Excerpts from a dataset:
★ ★ ★ ★ ★ ★ ★

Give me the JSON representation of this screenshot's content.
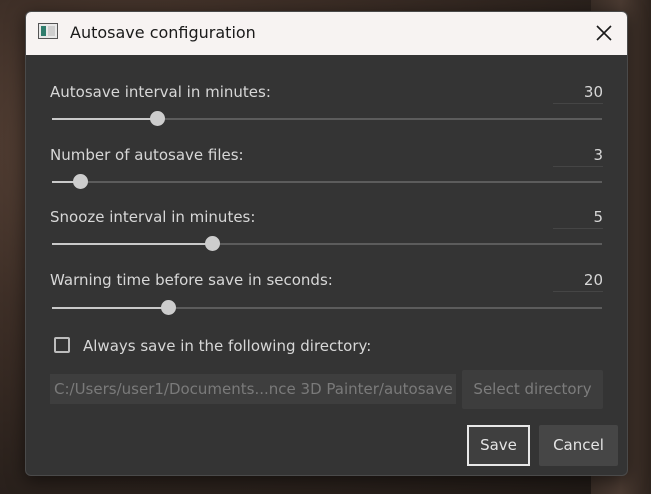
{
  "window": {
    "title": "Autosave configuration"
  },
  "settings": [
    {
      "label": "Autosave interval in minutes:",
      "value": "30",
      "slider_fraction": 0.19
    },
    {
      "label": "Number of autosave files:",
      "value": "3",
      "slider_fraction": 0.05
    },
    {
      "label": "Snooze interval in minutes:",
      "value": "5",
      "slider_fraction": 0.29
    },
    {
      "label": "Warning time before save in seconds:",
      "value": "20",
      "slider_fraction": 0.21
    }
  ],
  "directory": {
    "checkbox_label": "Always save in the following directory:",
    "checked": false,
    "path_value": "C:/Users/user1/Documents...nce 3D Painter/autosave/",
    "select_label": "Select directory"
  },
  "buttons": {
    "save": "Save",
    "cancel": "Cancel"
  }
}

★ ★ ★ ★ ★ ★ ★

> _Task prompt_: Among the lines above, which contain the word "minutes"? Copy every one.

> _Answer for the task_:
      "label": "Autosave interval in minutes:",
      "label": "Snooze interval in minutes:",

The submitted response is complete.